It seems unlikely Ferrell, Gervais or Romano would join the show – as great as each would be – given their other pursuits. Arnett would be a strong choice, but he’s reportedly already committed to a pilot being produced by NBC and Lorne Michaels. Spader, who played one of the weirdest bosses in movie history in “Secretary,” showed a talent for the wry in “Boston Legal” that would serve him well at “The Office.” Tate, a comedy star in her native UK, is basically an unknown quantity here and would bring a fresh take.
But all the office overcrowding only emphasizes the void Carell is leaving after nearly 150 episodes of playing an unlikeable character – at least on paper – whom the audience grew to love even as he regularly teetered towards self-destruction, a man-child propelled by impulse and emotion.
Sometimes, Michael Scott gets it right – as in the most recent episode, when he proposed to his beloved Holly, aided by his office family, amid tableau of candles and a downpour from the water sprinkler.
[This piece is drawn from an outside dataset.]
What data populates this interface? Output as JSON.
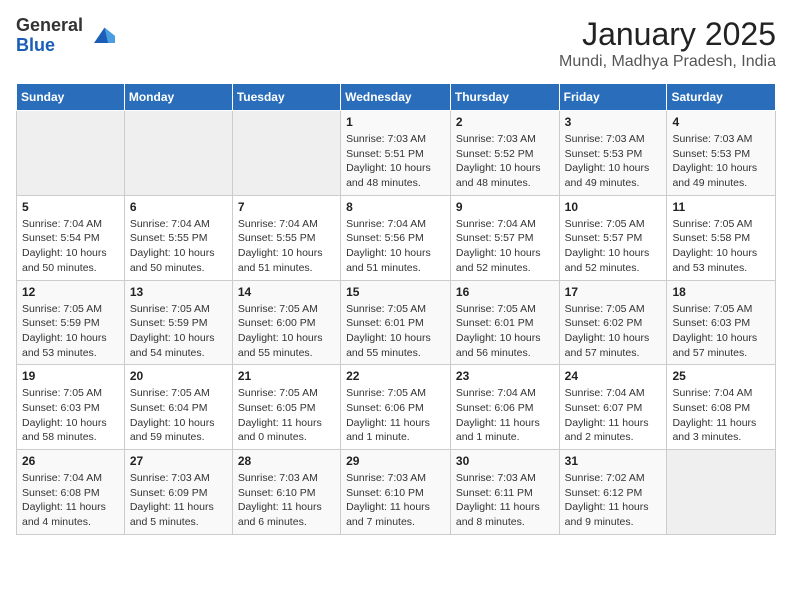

The scene, sweet, silly – and soggy – proved one of the finest and most satisfying in the show’s history.
We’re looking forward to more memorable moments, especially from Ferrell and Gervais, co-creator of the original UK version of the show, who returns as grating paper company manager David Brent. That the duo, Romano and other notables are visiting Dunder Mifflin Sabre, for whatever period of time, is a tribute to Carell.
However the rest of the season plays out, the only thing we can count on is that Carell and his Michael Scott will remain a part of “The Office” long after they’re gone.
Hester is founding director of the award-winning, multi-media NYCity News Service at the City University of New York Graduate School of Journalism. He is the former City Editor of the New York Daily News, where he started as a reporter in 1992. Follow him on Twitter.